Falemaka’s work for Stitching the Sea consisted of three beautifully woven coiled discs of varying sizes, fringed with feathers and clustered together on a wall in front of another work titled The House of Plenty. This artwork featured four woven panels made from 16mm–35mm film suspended from the gallery’s ceiling. The suspended panels made up an ethereally suggestive ancestral spirit house. Inside the structure was an array of decorations made from multi-coloured plastic tubing, yellow packing tape and film strips taken from a film featuring Native Americans. The audience was invited to enter the space, sit on one of two yellow woven stools and contemplate, maybe even give thanks for all they have — an important concept in Pacific culture. For Falemaka, weaving is not only a way of staying connected to culture but an important part of keeping well and healthy. As with all things in Pacific culture, Falemaka’s work is imbued with important protocols at every stage of the process that help maintain the balance between all things, people, their environment and the universe.

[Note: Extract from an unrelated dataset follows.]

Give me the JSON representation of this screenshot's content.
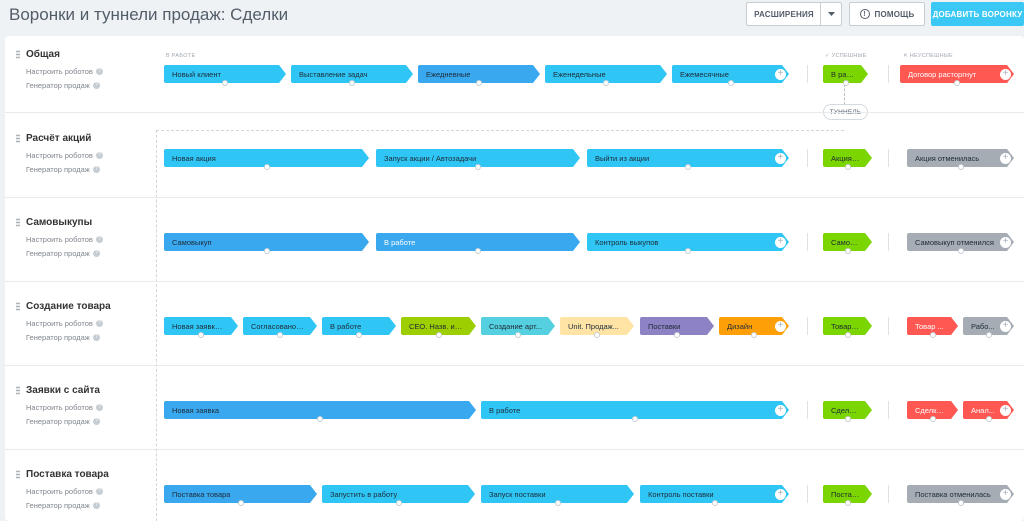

Falemaka is currently represented by Stanley Street Gallery in Darlinghurst and his work is held in the collections of the Museum of Applied Art and Science in Sydney and the Art Gallery of South Australia. Yet, in all his years of living in Australia, he has never featured in any high profile Pacific Art events, such as the Asia Pacific Triennial, nor has he ever been assisted by funding from either State or Federal arts funding bodies. In fact, the very system set up to assist him seems beyond his ability to access. It is a system that privileges a way of thinking and requires an understanding of the language used and a grasp of concepts that go against the grain of many people’s cultures. The system encompasses a particular worldview that privileges the written word over oral traditions, marginalising a large section of society that struggles to have its voice heard.

Falemaka is the host with the most, generous to a fault and humble beyond reproach. His humility, compounded by the inability to self-promote or push himself ahead of others, makes him who he is. Being Pacific is actually that: a way of being, of knowing and relating to the world that differs from the dominant culture of the society we live in. So the cards may seem stacked against Sionemaletau Falemaka, but still he persists to create beauty in the world around him. It seems that, only through the voice of others, a light can be shone on his — but still he persists.